Task directions =
Apart from the images, reproduce every record word for word.

[Dataset rows for apps and sites]
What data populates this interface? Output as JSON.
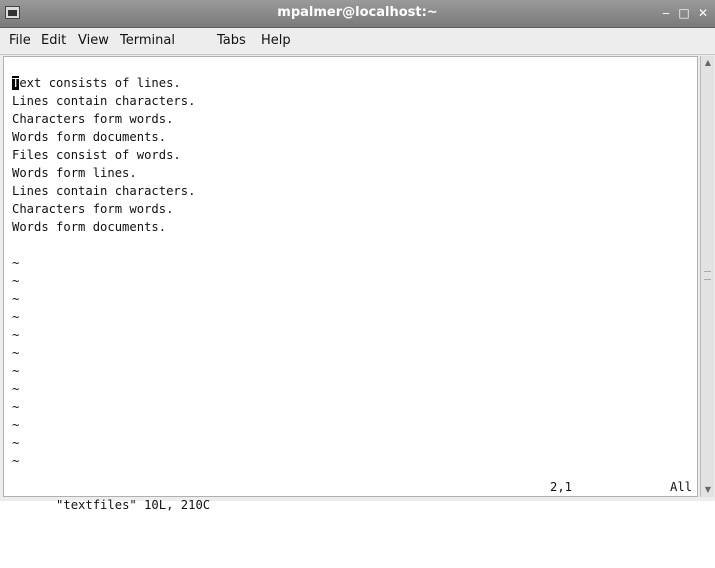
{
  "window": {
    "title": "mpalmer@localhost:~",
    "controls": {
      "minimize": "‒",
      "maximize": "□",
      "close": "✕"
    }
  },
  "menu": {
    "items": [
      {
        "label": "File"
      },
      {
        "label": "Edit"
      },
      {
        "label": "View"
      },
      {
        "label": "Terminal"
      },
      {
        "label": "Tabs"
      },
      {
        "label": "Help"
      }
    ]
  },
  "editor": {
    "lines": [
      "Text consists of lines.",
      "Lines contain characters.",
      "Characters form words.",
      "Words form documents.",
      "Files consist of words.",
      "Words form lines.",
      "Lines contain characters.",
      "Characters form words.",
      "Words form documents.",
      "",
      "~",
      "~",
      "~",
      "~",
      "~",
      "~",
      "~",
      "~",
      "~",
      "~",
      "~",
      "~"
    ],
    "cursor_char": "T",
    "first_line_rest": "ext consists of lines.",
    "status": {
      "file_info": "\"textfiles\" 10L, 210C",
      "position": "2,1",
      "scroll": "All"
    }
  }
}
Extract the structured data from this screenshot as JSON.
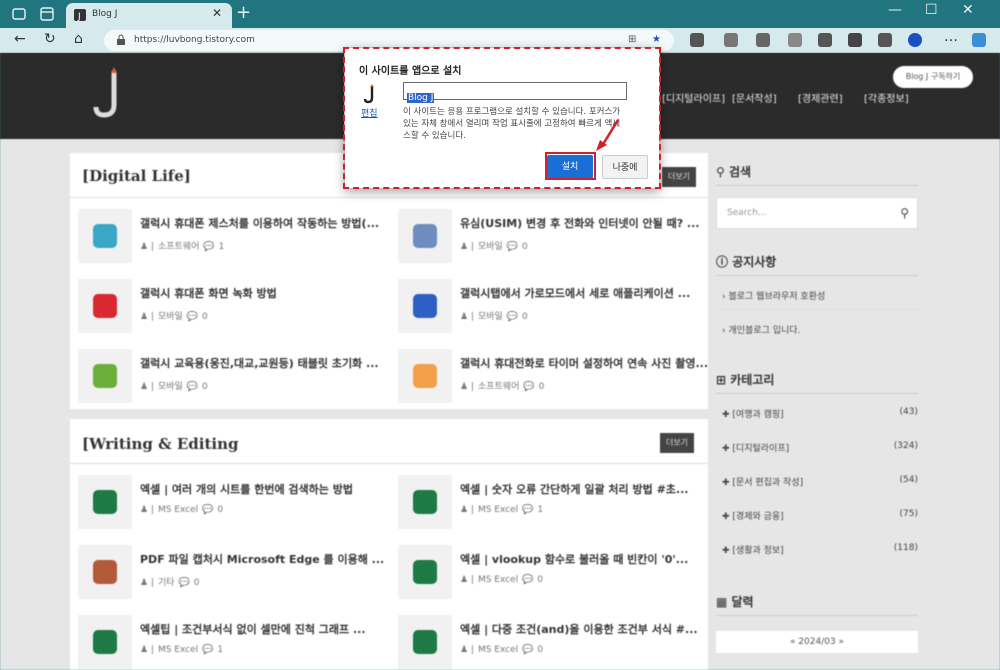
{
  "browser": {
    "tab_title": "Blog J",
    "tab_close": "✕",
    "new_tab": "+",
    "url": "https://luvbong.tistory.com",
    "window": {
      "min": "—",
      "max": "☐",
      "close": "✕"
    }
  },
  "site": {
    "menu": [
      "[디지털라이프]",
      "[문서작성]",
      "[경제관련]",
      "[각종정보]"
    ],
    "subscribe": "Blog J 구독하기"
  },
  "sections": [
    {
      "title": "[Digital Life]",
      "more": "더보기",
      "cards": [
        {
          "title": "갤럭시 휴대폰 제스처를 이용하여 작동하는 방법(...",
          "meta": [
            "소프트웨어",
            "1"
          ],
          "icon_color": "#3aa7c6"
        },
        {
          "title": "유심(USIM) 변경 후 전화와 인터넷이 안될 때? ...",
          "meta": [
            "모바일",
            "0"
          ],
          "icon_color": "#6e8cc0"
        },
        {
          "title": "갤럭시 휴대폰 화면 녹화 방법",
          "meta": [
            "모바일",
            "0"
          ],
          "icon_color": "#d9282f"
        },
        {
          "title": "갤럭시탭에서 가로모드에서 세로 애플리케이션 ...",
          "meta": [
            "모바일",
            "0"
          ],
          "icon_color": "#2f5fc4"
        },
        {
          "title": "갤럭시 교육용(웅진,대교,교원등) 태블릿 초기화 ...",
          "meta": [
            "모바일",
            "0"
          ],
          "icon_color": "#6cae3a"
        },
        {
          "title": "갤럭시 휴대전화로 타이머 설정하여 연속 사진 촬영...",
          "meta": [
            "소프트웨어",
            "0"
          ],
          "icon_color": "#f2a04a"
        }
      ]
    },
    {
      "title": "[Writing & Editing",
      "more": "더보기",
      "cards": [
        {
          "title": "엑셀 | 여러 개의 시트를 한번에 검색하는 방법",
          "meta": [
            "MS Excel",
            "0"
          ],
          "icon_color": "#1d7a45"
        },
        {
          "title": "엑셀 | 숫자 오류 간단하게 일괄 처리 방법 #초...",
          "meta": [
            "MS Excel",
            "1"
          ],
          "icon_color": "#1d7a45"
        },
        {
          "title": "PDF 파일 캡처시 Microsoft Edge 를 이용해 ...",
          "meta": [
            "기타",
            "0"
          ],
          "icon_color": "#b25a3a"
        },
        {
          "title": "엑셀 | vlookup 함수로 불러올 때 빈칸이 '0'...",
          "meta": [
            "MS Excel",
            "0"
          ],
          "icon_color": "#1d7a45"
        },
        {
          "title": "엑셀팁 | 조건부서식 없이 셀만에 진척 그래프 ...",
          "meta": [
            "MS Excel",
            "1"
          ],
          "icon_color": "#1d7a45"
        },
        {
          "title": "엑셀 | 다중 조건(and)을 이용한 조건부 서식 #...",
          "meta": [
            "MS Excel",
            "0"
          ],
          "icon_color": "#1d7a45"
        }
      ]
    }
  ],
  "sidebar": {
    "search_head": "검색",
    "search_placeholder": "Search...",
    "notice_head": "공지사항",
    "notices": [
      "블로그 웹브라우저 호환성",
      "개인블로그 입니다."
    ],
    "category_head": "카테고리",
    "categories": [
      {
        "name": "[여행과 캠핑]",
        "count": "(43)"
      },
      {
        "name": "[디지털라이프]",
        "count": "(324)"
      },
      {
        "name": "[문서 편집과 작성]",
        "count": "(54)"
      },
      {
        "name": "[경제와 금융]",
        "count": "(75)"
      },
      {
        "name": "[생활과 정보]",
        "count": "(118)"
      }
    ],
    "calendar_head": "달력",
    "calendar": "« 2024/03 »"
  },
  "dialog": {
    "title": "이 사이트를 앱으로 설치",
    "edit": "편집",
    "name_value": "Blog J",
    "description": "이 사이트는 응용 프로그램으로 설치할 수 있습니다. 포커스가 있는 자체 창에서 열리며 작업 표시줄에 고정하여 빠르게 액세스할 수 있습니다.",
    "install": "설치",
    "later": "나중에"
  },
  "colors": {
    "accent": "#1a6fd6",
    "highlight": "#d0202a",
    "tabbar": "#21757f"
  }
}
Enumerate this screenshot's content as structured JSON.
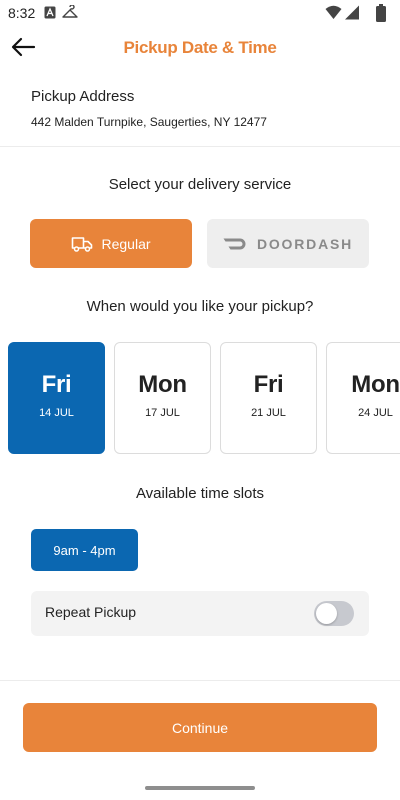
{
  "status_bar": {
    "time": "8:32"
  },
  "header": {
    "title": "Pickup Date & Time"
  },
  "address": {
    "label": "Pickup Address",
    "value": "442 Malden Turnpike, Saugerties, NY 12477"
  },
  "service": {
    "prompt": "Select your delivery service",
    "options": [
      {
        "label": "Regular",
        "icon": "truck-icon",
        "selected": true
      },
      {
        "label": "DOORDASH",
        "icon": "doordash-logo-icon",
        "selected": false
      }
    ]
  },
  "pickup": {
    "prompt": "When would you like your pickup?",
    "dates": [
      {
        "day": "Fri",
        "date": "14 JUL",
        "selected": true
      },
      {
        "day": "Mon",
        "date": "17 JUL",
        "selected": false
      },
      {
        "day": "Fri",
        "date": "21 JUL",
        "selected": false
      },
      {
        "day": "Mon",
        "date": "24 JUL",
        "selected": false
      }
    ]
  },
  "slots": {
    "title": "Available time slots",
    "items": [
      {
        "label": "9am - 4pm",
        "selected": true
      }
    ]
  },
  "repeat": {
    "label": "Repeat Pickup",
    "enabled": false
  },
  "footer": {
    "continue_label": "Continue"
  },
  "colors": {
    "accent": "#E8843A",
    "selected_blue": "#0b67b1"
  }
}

Result below =
What data populates this interface? Output as JSON.
{
  "window": {
    "title": "mpalmer@localhost:~",
    "controls": {
      "minimize": "‒",
      "maximize": "□",
      "close": "✕"
    }
  },
  "menu": {
    "items": [
      {
        "label": "File"
      },
      {
        "label": "Edit"
      },
      {
        "label": "View"
      },
      {
        "label": "Terminal"
      },
      {
        "label": "Tabs"
      },
      {
        "label": "Help"
      }
    ]
  },
  "editor": {
    "lines": [
      "Text consists of lines.",
      "Lines contain characters.",
      "Characters form words.",
      "Words form documents.",
      "Files consist of words.",
      "Words form lines.",
      "Lines contain characters.",
      "Characters form words.",
      "Words form documents.",
      "",
      "~",
      "~",
      "~",
      "~",
      "~",
      "~",
      "~",
      "~",
      "~",
      "~",
      "~",
      "~"
    ],
    "cursor_char": "T",
    "first_line_rest": "ext consists of lines.",
    "status": {
      "file_info": "\"textfiles\" 10L, 210C",
      "position": "2,1",
      "scroll": "All"
    }
  }
}
Extract the structured data from this screenshot as JSON.
{
  "browser": {
    "tab_title": "Blog J",
    "tab_close": "✕",
    "new_tab": "+",
    "url": "https://luvbong.tistory.com",
    "window": {
      "min": "—",
      "max": "☐",
      "close": "✕"
    }
  },
  "site": {
    "menu": [
      "[디지털라이프]",
      "[문서작성]",
      "[경제관련]",
      "[각종정보]"
    ],
    "subscribe": "Blog J 구독하기"
  },
  "sections": [
    {
      "title": "[Digital Life]",
      "more": "더보기",
      "cards": [
        {
          "title": "갤럭시 휴대폰 제스처를 이용하여 작동하는 방법(...",
          "meta": [
            "소프트웨어",
            "1"
          ],
          "icon_color": "#3aa7c6"
        },
        {
          "title": "유심(USIM) 변경 후 전화와 인터넷이 안될 때? ...",
          "meta": [
            "모바일",
            "0"
          ],
          "icon_color": "#6e8cc0"
        },
        {
          "title": "갤럭시 휴대폰 화면 녹화 방법",
          "meta": [
            "모바일",
            "0"
          ],
          "icon_color": "#d9282f"
        },
        {
          "title": "갤럭시탭에서 가로모드에서 세로 애플리케이션 ...",
          "meta": [
            "모바일",
            "0"
          ],
          "icon_color": "#2f5fc4"
        },
        {
          "title": "갤럭시 교육용(웅진,대교,교원등) 태블릿 초기화 ...",
          "meta": [
            "모바일",
            "0"
          ],
          "icon_color": "#6cae3a"
        },
        {
          "title": "갤럭시 휴대전화로 타이머 설정하여 연속 사진 촬영...",
          "meta": [
            "소프트웨어",
            "0"
          ],
          "icon_color": "#f2a04a"
        }
      ]
    },
    {
      "title": "[Writing & Editing",
      "more": "더보기",
      "cards": [
        {
          "title": "엑셀 | 여러 개의 시트를 한번에 검색하는 방법",
          "meta": [
            "MS Excel",
            "0"
          ],
          "icon_color": "#1d7a45"
        },
        {
          "title": "엑셀 | 숫자 오류 간단하게 일괄 처리 방법 #초...",
          "meta": [
            "MS Excel",
            "1"
          ],
          "icon_color": "#1d7a45"
        },
        {
          "title": "PDF 파일 캡처시 Microsoft Edge 를 이용해 ...",
          "meta": [
            "기타",
            "0"
          ],
          "icon_color": "#b25a3a"
        },
        {
          "title": "엑셀 | vlookup 함수로 불러올 때 빈칸이 '0'...",
          "meta": [
            "MS Excel",
            "0"
          ],
          "icon_color": "#1d7a45"
        },
        {
          "title": "엑셀팁 | 조건부서식 없이 셀만에 진척 그래프 ...",
          "meta": [
            "MS Excel",
            "1"
          ],
          "icon_color": "#1d7a45"
        },
        {
          "title": "엑셀 | 다중 조건(and)을 이용한 조건부 서식 #...",
          "meta": [
            "MS Excel",
            "0"
          ],
          "icon_color": "#1d7a45"
        }
      ]
    }
  ],
  "sidebar": {
    "search_head": "검색",
    "search_placeholder": "Search...",
    "notice_head": "공지사항",
    "notices": [
      "블로그 웹브라우저 호환성",
      "개인블로그 입니다."
    ],
    "category_head": "카테고리",
    "categories": [
      {
        "name": "[여행과 캠핑]",
        "count": "(43)"
      },
      {
        "name": "[디지털라이프]",
        "count": "(324)"
      },
      {
        "name": "[문서 편집과 작성]",
        "count": "(54)"
      },
      {
        "name": "[경제와 금융]",
        "count": "(75)"
      },
      {
        "name": "[생활과 정보]",
        "count": "(118)"
      }
    ],
    "calendar_head": "달력",
    "calendar": "« 2024/03 »"
  },
  "dialog": {
    "title": "이 사이트를 앱으로 설치",
    "edit": "편집",
    "name_value": "Blog J",
    "description": "이 사이트는 응용 프로그램으로 설치할 수 있습니다. 포커스가 있는 자체 창에서 열리며 작업 표시줄에 고정하여 빠르게 액세스할 수 있습니다.",
    "install": "설치",
    "later": "나중에"
  },
  "colors": {
    "accent": "#1a6fd6",
    "highlight": "#d0202a",
    "tabbar": "#21757f"
  }
}
Enumerate this screenshot's content as structured JSON.
{
  "status_bar": {
    "time": "8:32"
  },
  "header": {
    "title": "Pickup Date & Time"
  },
  "address": {
    "label": "Pickup Address",
    "value": "442 Malden Turnpike, Saugerties, NY 12477"
  },
  "service": {
    "prompt": "Select your delivery service",
    "options": [
      {
        "label": "Regular",
        "icon": "truck-icon",
        "selected": true
      },
      {
        "label": "DOORDASH",
        "icon": "doordash-logo-icon",
        "selected": false
      }
    ]
  },
  "pickup": {
    "prompt": "When would you like your pickup?",
    "dates": [
      {
        "day": "Fri",
        "date": "14 JUL",
        "selected": true
      },
      {
        "day": "Mon",
        "date": "17 JUL",
        "selected": false
      },
      {
        "day": "Fri",
        "date": "21 JUL",
        "selected": false
      },
      {
        "day": "Mon",
        "date": "24 JUL",
        "selected": false
      }
    ]
  },
  "slots": {
    "title": "Available time slots",
    "items": [
      {
        "label": "9am - 4pm",
        "selected": true
      }
    ]
  },
  "repeat": {
    "label": "Repeat Pickup",
    "enabled": false
  },
  "footer": {
    "continue_label": "Continue"
  },
  "colors": {
    "accent": "#E8843A",
    "selected_blue": "#0b67b1"
  }
}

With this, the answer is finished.